___ Given records ___
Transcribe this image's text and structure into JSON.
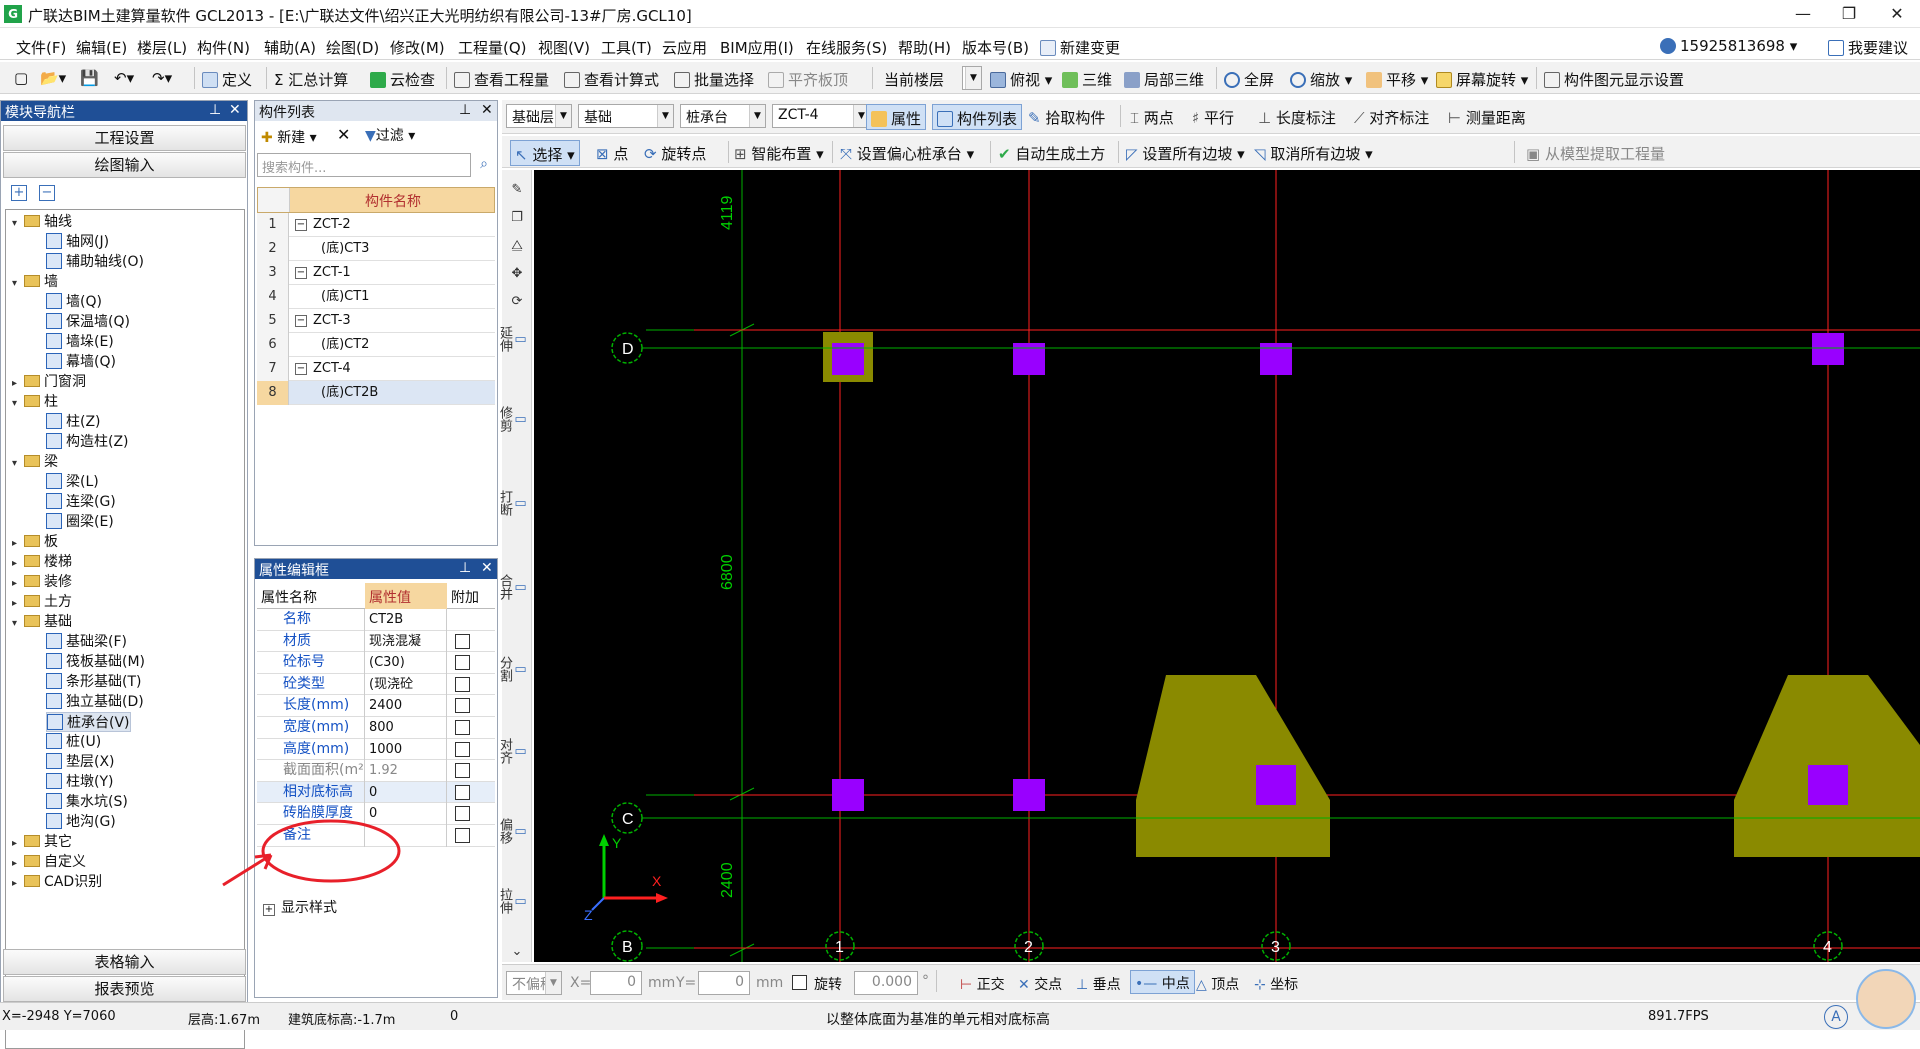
{
  "window": {
    "title": "广联达BIM土建算量软件 GCL2013 - [E:\\广联达文件\\绍兴正大光明纺织有限公司-13#厂房.GCL10]",
    "app_icon": "G",
    "minimize": "—",
    "restore": "❐",
    "close": "✕"
  },
  "menubar": {
    "items": [
      "文件(F)",
      "编辑(E)",
      "楼层(L)",
      "构件(N)",
      "辅助(A)",
      "绘图(D)",
      "修改(M)",
      "工程量(Q)",
      "视图(V)",
      "工具(T)",
      "云应用",
      "BIM应用(I)",
      "在线服务(S)",
      "帮助(H)",
      "版本号(B)",
      "新建变更"
    ],
    "user": "15925813698",
    "suggest": "我要建议"
  },
  "toolbar1": {
    "define": "定义",
    "sum": "汇总计算",
    "cloud_check": "云检查",
    "view_qty": "查看工程量",
    "view_formula": "查看计算式",
    "batch_select": "批量选择",
    "flat_board": "平齐板顶",
    "current_floor": "当前楼层",
    "top_view": "俯视",
    "three_d": "三维",
    "local_3d": "局部三维",
    "fullscreen": "全屏",
    "zoom": "缩放",
    "pan": "平移",
    "rotate_screen": "屏幕旋转",
    "display_settings": "构件图元显示设置"
  },
  "toolbar2": {
    "floor": "基础层",
    "category": "基础",
    "type": "桩承台",
    "component": "ZCT-4",
    "property": "属性",
    "comp_list": "构件列表",
    "pick": "拾取构件",
    "two_points": "两点",
    "parallel": "平行",
    "length_dim": "长度标注",
    "align_dim": "对齐标注",
    "measure": "测量距离"
  },
  "toolbar3": {
    "select": "选择",
    "point": "点",
    "rotate_point": "旋转点",
    "smart_layout": "智能布置",
    "offset_cap": "设置偏心桩承台",
    "auto_earth": "自动生成土方",
    "set_slopes": "设置所有边坡",
    "cancel_slopes": "取消所有边坡",
    "extract_qty": "从模型提取工程量"
  },
  "nav": {
    "title": "模块导航栏",
    "project_settings": "工程设置",
    "drawing_input": "绘图输入",
    "table_input": "表格输入",
    "report_preview": "报表预览",
    "tree": [
      {
        "label": "轴线",
        "level": 0,
        "kind": "folder",
        "expanded": true
      },
      {
        "label": "轴网(J)",
        "level": 1,
        "kind": "leaf"
      },
      {
        "label": "辅助轴线(O)",
        "level": 1,
        "kind": "leaf"
      },
      {
        "label": "墙",
        "level": 0,
        "kind": "folder",
        "expanded": true
      },
      {
        "label": "墙(Q)",
        "level": 1,
        "kind": "leaf"
      },
      {
        "label": "保温墙(Q)",
        "level": 1,
        "kind": "leaf"
      },
      {
        "label": "墙垛(E)",
        "level": 1,
        "kind": "leaf"
      },
      {
        "label": "幕墙(Q)",
        "level": 1,
        "kind": "leaf"
      },
      {
        "label": "门窗洞",
        "level": 0,
        "kind": "folder",
        "expanded": false
      },
      {
        "label": "柱",
        "level": 0,
        "kind": "folder",
        "expanded": true
      },
      {
        "label": "柱(Z)",
        "level": 1,
        "kind": "leaf"
      },
      {
        "label": "构造柱(Z)",
        "level": 1,
        "kind": "leaf"
      },
      {
        "label": "梁",
        "level": 0,
        "kind": "folder",
        "expanded": true
      },
      {
        "label": "梁(L)",
        "level": 1,
        "kind": "leaf"
      },
      {
        "label": "连梁(G)",
        "level": 1,
        "kind": "leaf"
      },
      {
        "label": "圈梁(E)",
        "level": 1,
        "kind": "leaf"
      },
      {
        "label": "板",
        "level": 0,
        "kind": "folder",
        "expanded": false
      },
      {
        "label": "楼梯",
        "level": 0,
        "kind": "folder",
        "expanded": false
      },
      {
        "label": "装修",
        "level": 0,
        "kind": "folder",
        "expanded": false
      },
      {
        "label": "土方",
        "level": 0,
        "kind": "folder",
        "expanded": false
      },
      {
        "label": "基础",
        "level": 0,
        "kind": "folder",
        "expanded": true
      },
      {
        "label": "基础梁(F)",
        "level": 1,
        "kind": "leaf"
      },
      {
        "label": "筏板基础(M)",
        "level": 1,
        "kind": "leaf"
      },
      {
        "label": "条形基础(T)",
        "level": 1,
        "kind": "leaf"
      },
      {
        "label": "独立基础(D)",
        "level": 1,
        "kind": "leaf"
      },
      {
        "label": "桩承台(V)",
        "level": 1,
        "kind": "leaf",
        "selected": true
      },
      {
        "label": "桩(U)",
        "level": 1,
        "kind": "leaf"
      },
      {
        "label": "垫层(X)",
        "level": 1,
        "kind": "leaf"
      },
      {
        "label": "柱墩(Y)",
        "level": 1,
        "kind": "leaf"
      },
      {
        "label": "集水坑(S)",
        "level": 1,
        "kind": "leaf"
      },
      {
        "label": "地沟(G)",
        "level": 1,
        "kind": "leaf"
      },
      {
        "label": "其它",
        "level": 0,
        "kind": "folder",
        "expanded": false
      },
      {
        "label": "自定义",
        "level": 0,
        "kind": "folder",
        "expanded": false
      },
      {
        "label": "CAD识别",
        "level": 0,
        "kind": "folder",
        "expanded": false
      }
    ]
  },
  "component_list": {
    "title": "构件列表",
    "new": "新建",
    "filter": "过滤",
    "search_placeholder": "搜索构件...",
    "column": "构件名称",
    "rows": [
      {
        "n": "1",
        "label": "ZCT-2",
        "child": false
      },
      {
        "n": "2",
        "label": "(底)CT3",
        "child": true
      },
      {
        "n": "3",
        "label": "ZCT-1",
        "child": false
      },
      {
        "n": "4",
        "label": "(底)CT1",
        "child": true
      },
      {
        "n": "5",
        "label": "ZCT-3",
        "child": false
      },
      {
        "n": "6",
        "label": "(底)CT2",
        "child": true
      },
      {
        "n": "7",
        "label": "ZCT-4",
        "child": false
      },
      {
        "n": "8",
        "label": "(底)CT2B",
        "child": true,
        "selected": true
      }
    ]
  },
  "properties": {
    "title": "属性编辑框",
    "col_name": "属性名称",
    "col_value": "属性值",
    "col_extra": "附加",
    "rows": [
      {
        "name": "名称",
        "value": "CT2B",
        "check": false
      },
      {
        "name": "材质",
        "value": "现浇混凝",
        "check": true
      },
      {
        "name": "砼标号",
        "value": "(C30)",
        "check": true
      },
      {
        "name": "砼类型",
        "value": "(现浇砼",
        "check": true
      },
      {
        "name": "长度(mm)",
        "value": "2400",
        "check": true
      },
      {
        "name": "宽度(mm)",
        "value": "800",
        "check": true
      },
      {
        "name": "高度(mm)",
        "value": "1000",
        "check": true
      },
      {
        "name": "截面面积(m²)",
        "value": "1.92",
        "check": true,
        "gray": true
      },
      {
        "name": "相对底标高",
        "value": "0",
        "check": true,
        "highlight": true
      },
      {
        "name": "砖胎膜厚度",
        "value": "0",
        "check": true
      },
      {
        "name": "备注",
        "value": "",
        "check": true
      }
    ],
    "display_style": "显示样式"
  },
  "vertical_tools": [
    "延伸",
    "修剪",
    "打断",
    "合并",
    "分割",
    "对齐",
    "偏移",
    "拉伸"
  ],
  "canvas": {
    "dim_top": "4119",
    "dim_mid": "6800",
    "dim_bottom": "2400",
    "axis_labels_v": [
      "1",
      "2",
      "3",
      "4"
    ],
    "axis_labels_h": [
      "D",
      "C",
      "B"
    ],
    "axis_x_label": "X",
    "axis_y_label": "Y",
    "axis_z_label": "Z",
    "colors": {
      "background": "#000000",
      "axis_line": "#ff2020",
      "cap": "#8a8a00",
      "pile": "#9900ff",
      "green": "#00b000",
      "highlight": "#ff2020"
    }
  },
  "bottom_bar": {
    "no_offset": "不偏移",
    "x_label": "X=",
    "x_value": "0",
    "unit1": "mm",
    "y_label": "Y=",
    "y_value": "0",
    "unit2": "mm",
    "rotate": "旋转",
    "angle": "0.000",
    "deg": "°",
    "ortho": "正交",
    "intersect": "交点",
    "perp": "垂点",
    "mid": "中点",
    "vertex": "顶点",
    "coord": "坐标"
  },
  "status": {
    "coords": "X=-2948 Y=7060",
    "floor_height": "层高:1.67m",
    "bottom_elev": "建筑底标高:-1.7m",
    "zero": "0",
    "hint": "以整体底面为基准的单元相对底标高",
    "fps": "891.7FPS"
  }
}
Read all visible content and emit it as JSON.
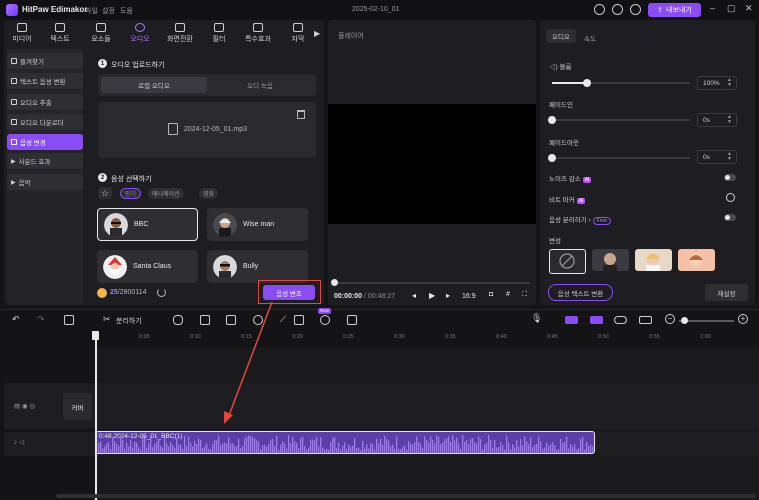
{
  "titlebar": {
    "app_name": "HitPaw Edimakor",
    "menu": [
      "파일",
      "설정",
      "도움"
    ],
    "document_title": "2025-02-10_01",
    "export_label": "내보내기"
  },
  "tool_tabs": [
    {
      "label": "미디어"
    },
    {
      "label": "텍스트"
    },
    {
      "label": "요소들"
    },
    {
      "label": "오디오"
    },
    {
      "label": "화면전환"
    },
    {
      "label": "필터"
    },
    {
      "label": "특수효과"
    },
    {
      "label": "자막"
    }
  ],
  "sidebar": {
    "items": [
      {
        "label": "즐겨찾기"
      },
      {
        "label": "텍스트 음성 변환"
      },
      {
        "label": "오디오 추출"
      },
      {
        "label": "오디오 다운로더"
      },
      {
        "label": "음성 변경"
      },
      {
        "label": "사운드 효과"
      },
      {
        "label": "음악"
      }
    ]
  },
  "upload": {
    "step_number": "1",
    "heading": "오디오 업로드하기",
    "options": [
      "로컬 오디오",
      "오디 녹음"
    ],
    "file_name": "2024-12-05_01.mp3"
  },
  "voice_select": {
    "step_number": "2",
    "heading": "음성 선택하기",
    "filters": [
      "인기",
      "애니메이션",
      "영화"
    ],
    "star": "☆",
    "voices": [
      {
        "name": "BBC"
      },
      {
        "name": "Wise man"
      },
      {
        "name": "Santa Claus"
      },
      {
        "name": "Bully"
      }
    ]
  },
  "footer": {
    "credits_used": "25",
    "credits_total": "/2800114",
    "convert_label": "음성 변조"
  },
  "player": {
    "label": "플레이어",
    "time_current": "00:00:00",
    "time_total": "/ 00:48:27",
    "aspect": "16:9"
  },
  "properties": {
    "tabs": [
      "오디오",
      "속도"
    ],
    "volume_label": "볼륨",
    "volume_value": "100%",
    "fade_in_label": "페이드인",
    "fade_in_value": "0s",
    "fade_out_label": "페이드아웃",
    "fade_out_value": "0s",
    "noise_label": "노이즈 감소",
    "beat_label": "비트 마커",
    "vocal_label": "음성 분리하기",
    "ai_badge": "AI",
    "free_badge": "Free",
    "voice_change_label": "변성",
    "speech_text_label": "음성 텍스트 변환",
    "reset_label": "재설정",
    "volume_level": 0.25,
    "fade_in_level": 0,
    "fade_out_level": 0
  },
  "timeline": {
    "split_label": "분리하기",
    "new_badge": "New",
    "ticks": [
      "0:05",
      "0:10",
      "0:15",
      "0:20",
      "0:25",
      "0:30",
      "0:35",
      "0:40",
      "0:45",
      "0:50",
      "0:55",
      "1:00"
    ],
    "cover_label": "커버",
    "clip_label": "0:48 2024-12-05_01_BBC(1)"
  }
}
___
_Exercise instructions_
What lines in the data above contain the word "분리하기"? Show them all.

_Answer area_
    "vocal_label": "음성 분리하기",
    "split_label": "분리하기",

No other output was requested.